* [WORK ORDER] The full set of records must be printed exactly as given.

----

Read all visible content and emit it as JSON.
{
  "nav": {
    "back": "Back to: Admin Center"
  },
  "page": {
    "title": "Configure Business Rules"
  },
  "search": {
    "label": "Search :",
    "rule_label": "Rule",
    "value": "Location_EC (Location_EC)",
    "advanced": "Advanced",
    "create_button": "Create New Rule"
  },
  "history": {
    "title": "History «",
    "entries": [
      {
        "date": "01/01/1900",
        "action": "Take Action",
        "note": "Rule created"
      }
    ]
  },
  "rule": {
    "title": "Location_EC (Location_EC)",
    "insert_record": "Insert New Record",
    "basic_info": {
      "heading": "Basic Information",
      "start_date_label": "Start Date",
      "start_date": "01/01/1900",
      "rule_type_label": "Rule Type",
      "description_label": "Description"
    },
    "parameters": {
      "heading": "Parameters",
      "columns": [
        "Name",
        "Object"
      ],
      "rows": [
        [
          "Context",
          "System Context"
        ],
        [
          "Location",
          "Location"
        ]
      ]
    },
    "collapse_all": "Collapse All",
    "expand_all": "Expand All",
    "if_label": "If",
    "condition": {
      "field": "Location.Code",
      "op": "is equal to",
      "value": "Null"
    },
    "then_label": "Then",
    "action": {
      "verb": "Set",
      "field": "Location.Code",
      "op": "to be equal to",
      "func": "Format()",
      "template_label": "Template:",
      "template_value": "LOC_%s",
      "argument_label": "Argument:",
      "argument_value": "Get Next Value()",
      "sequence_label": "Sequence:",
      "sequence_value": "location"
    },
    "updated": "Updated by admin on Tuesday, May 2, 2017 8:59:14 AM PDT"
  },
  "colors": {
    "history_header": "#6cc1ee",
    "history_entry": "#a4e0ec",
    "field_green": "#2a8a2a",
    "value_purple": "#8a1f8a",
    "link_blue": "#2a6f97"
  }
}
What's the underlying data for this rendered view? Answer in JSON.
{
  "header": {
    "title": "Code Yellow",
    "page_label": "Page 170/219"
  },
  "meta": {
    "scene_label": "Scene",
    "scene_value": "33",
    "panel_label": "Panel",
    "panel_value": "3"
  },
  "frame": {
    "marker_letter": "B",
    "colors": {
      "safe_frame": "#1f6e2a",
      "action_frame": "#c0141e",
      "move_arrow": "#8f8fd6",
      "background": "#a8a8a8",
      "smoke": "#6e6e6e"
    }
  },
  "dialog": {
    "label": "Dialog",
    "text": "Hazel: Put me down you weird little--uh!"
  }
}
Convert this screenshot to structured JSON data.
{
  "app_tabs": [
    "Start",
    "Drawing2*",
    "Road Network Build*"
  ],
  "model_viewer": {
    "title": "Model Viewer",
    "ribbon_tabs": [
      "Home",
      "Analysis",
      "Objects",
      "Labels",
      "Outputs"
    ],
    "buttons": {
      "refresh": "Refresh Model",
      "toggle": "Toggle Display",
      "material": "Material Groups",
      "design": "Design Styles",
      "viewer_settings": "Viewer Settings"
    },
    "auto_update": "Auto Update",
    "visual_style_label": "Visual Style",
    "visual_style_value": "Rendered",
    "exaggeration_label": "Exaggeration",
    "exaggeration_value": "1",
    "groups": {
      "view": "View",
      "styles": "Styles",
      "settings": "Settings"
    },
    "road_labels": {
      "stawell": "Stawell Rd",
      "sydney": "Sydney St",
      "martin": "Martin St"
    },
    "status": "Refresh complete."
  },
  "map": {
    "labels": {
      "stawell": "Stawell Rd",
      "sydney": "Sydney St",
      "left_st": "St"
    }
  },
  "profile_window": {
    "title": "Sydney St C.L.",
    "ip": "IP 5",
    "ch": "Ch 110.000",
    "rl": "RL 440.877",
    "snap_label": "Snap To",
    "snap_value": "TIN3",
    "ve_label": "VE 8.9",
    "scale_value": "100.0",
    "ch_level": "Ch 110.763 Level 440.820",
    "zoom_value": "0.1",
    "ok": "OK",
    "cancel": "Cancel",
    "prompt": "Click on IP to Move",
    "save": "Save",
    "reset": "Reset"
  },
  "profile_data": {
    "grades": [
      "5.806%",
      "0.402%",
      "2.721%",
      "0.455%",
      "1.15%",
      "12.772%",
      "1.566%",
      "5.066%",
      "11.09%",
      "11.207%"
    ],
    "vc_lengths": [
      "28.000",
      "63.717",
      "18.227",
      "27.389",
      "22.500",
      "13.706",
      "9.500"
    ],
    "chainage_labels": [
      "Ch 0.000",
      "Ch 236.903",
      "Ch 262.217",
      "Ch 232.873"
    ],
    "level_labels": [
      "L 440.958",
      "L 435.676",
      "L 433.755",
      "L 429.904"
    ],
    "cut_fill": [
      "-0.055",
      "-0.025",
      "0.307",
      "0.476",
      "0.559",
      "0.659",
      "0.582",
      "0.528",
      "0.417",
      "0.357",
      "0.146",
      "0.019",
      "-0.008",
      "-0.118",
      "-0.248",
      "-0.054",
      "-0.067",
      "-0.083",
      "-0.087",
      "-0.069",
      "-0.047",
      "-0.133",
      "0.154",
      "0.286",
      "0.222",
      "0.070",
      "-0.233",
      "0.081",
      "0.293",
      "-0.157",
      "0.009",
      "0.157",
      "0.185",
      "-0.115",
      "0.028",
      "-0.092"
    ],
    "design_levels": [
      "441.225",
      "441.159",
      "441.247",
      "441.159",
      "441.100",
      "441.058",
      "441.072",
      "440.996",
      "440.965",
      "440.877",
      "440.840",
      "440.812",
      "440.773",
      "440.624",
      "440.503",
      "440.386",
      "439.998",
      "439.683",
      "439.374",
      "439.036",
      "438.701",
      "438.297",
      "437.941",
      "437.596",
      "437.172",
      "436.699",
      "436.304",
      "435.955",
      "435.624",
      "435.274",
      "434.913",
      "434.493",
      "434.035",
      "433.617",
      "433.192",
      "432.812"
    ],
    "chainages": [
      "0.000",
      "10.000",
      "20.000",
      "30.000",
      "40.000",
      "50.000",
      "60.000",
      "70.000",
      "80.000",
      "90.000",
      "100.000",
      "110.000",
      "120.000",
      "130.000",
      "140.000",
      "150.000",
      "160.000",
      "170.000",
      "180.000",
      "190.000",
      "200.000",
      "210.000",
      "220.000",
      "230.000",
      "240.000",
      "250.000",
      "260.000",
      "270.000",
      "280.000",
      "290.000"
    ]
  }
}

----

* [OUTPUT]
Read all visible content and emit it as JSON.
{
  "nav": {
    "back": "Back to: Admin Center"
  },
  "page": {
    "title": "Configure Business Rules"
  },
  "search": {
    "label": "Search :",
    "rule_label": "Rule",
    "value": "Location_EC (Location_EC)",
    "advanced": "Advanced",
    "create_button": "Create New Rule"
  },
  "history": {
    "title": "History «",
    "entries": [
      {
        "date": "01/01/1900",
        "action": "Take Action",
        "note": "Rule created"
      }
    ]
  },
  "rule": {
    "title": "Location_EC (Location_EC)",
    "insert_record": "Insert New Record",
    "basic_info": {
      "heading": "Basic Information",
      "start_date_label": "Start Date",
      "start_date": "01/01/1900",
      "rule_type_label": "Rule Type",
      "description_label": "Description"
    },
    "parameters": {
      "heading": "Parameters",
      "columns": [
        "Name",
        "Object"
      ],
      "rows": [
        [
          "Context",
          "System Context"
        ],
        [
          "Location",
          "Location"
        ]
      ]
    },
    "collapse_all": "Collapse All",
    "expand_all": "Expand All",
    "if_label": "If",
    "condition": {
      "field": "Location.Code",
      "op": "is equal to",
      "value": "Null"
    },
    "then_label": "Then",
    "action": {
      "verb": "Set",
      "field": "Location.Code",
      "op": "to be equal to",
      "func": "Format()",
      "template_label": "Template:",
      "template_value": "LOC_%s",
      "argument_label": "Argument:",
      "argument_value": "Get Next Value()",
      "sequence_label": "Sequence:",
      "sequence_value": "location"
    },
    "updated": "Updated by admin on Tuesday, May 2, 2017 8:59:14 AM PDT"
  },
  "colors": {
    "history_header": "#6cc1ee",
    "history_entry": "#a4e0ec",
    "field_green": "#2a8a2a",
    "value_purple": "#8a1f8a",
    "link_blue": "#2a6f97"
  }
}
What's the underlying data for this rendered view? Answer in JSON.
{
  "header": {
    "title": "Code Yellow",
    "page_label": "Page 170/219"
  },
  "meta": {
    "scene_label": "Scene",
    "scene_value": "33",
    "panel_label": "Panel",
    "panel_value": "3"
  },
  "frame": {
    "marker_letter": "B",
    "colors": {
      "safe_frame": "#1f6e2a",
      "action_frame": "#c0141e",
      "move_arrow": "#8f8fd6",
      "background": "#a8a8a8",
      "smoke": "#6e6e6e"
    }
  },
  "dialog": {
    "label": "Dialog",
    "text": "Hazel: Put me down you weird little--uh!"
  }
}
Convert this screenshot to structured JSON data.
{
  "app_tabs": [
    "Start",
    "Drawing2*",
    "Road Network Build*"
  ],
  "model_viewer": {
    "title": "Model Viewer",
    "ribbon_tabs": [
      "Home",
      "Analysis",
      "Objects",
      "Labels",
      "Outputs"
    ],
    "buttons": {
      "refresh": "Refresh Model",
      "toggle": "Toggle Display",
      "material": "Material Groups",
      "design": "Design Styles",
      "viewer_settings": "Viewer Settings"
    },
    "auto_update": "Auto Update",
    "visual_style_label": "Visual Style",
    "visual_style_value": "Rendered",
    "exaggeration_label": "Exaggeration",
    "exaggeration_value": "1",
    "groups": {
      "view": "View",
      "styles": "Styles",
      "settings": "Settings"
    },
    "road_labels": {
      "stawell": "Stawell Rd",
      "sydney": "Sydney St",
      "martin": "Martin St"
    },
    "status": "Refresh complete."
  },
  "map": {
    "labels": {
      "stawell": "Stawell Rd",
      "sydney": "Sydney St",
      "left_st": "St"
    }
  },
  "profile_window": {
    "title": "Sydney St C.L.",
    "ip": "IP 5",
    "ch": "Ch 110.000",
    "rl": "RL 440.877",
    "snap_label": "Snap To",
    "snap_value": "TIN3",
    "ve_label": "VE 8.9",
    "scale_value": "100.0",
    "ch_level": "Ch 110.763 Level 440.820",
    "zoom_value": "0.1",
    "ok": "OK",
    "cancel": "Cancel",
    "prompt": "Click on IP to Move",
    "save": "Save",
    "reset": "Reset"
  },
  "profile_data": {
    "grades": [
      "5.806%",
      "0.402%",
      "2.721%",
      "0.455%",
      "1.15%",
      "12.772%",
      "1.566%",
      "5.066%",
      "11.09%",
      "11.207%"
    ],
    "vc_lengths": [
      "28.000",
      "63.717",
      "18.227",
      "27.389",
      "22.500",
      "13.706",
      "9.500"
    ],
    "chainage_labels": [
      "Ch 0.000",
      "Ch 236.903",
      "Ch 262.217",
      "Ch 232.873"
    ],
    "level_labels": [
      "L 440.958",
      "L 435.676",
      "L 433.755",
      "L 429.904"
    ],
    "cut_fill": [
      "-0.055",
      "-0.025",
      "0.307",
      "0.476",
      "0.559",
      "0.659",
      "0.582",
      "0.528",
      "0.417",
      "0.357",
      "0.146",
      "0.019",
      "-0.008",
      "-0.118",
      "-0.248",
      "-0.054",
      "-0.067",
      "-0.083",
      "-0.087",
      "-0.069",
      "-0.047",
      "-0.133",
      "0.154",
      "0.286",
      "0.222",
      "0.070",
      "-0.233",
      "0.081",
      "0.293",
      "-0.157",
      "0.009",
      "0.157",
      "0.185",
      "-0.115",
      "0.028",
      "-0.092"
    ],
    "design_levels": [
      "441.225",
      "441.159",
      "441.247",
      "441.159",
      "441.100",
      "441.058",
      "441.072",
      "440.996",
      "440.965",
      "440.877",
      "440.840",
      "440.812",
      "440.773",
      "440.624",
      "440.503",
      "440.386",
      "439.998",
      "439.683",
      "439.374",
      "439.036",
      "438.701",
      "438.297",
      "437.941",
      "437.596",
      "437.172",
      "436.699",
      "436.304",
      "435.955",
      "435.624",
      "435.274",
      "434.913",
      "434.493",
      "434.035",
      "433.617",
      "433.192",
      "432.812"
    ],
    "chainages": [
      "0.000",
      "10.000",
      "20.000",
      "30.000",
      "40.000",
      "50.000",
      "60.000",
      "70.000",
      "80.000",
      "90.000",
      "100.000",
      "110.000",
      "120.000",
      "130.000",
      "140.000",
      "150.000",
      "160.000",
      "170.000",
      "180.000",
      "190.000",
      "200.000",
      "210.000",
      "220.000",
      "230.000",
      "240.000",
      "250.000",
      "260.000",
      "270.000",
      "280.000",
      "290.000"
    ]
  }
}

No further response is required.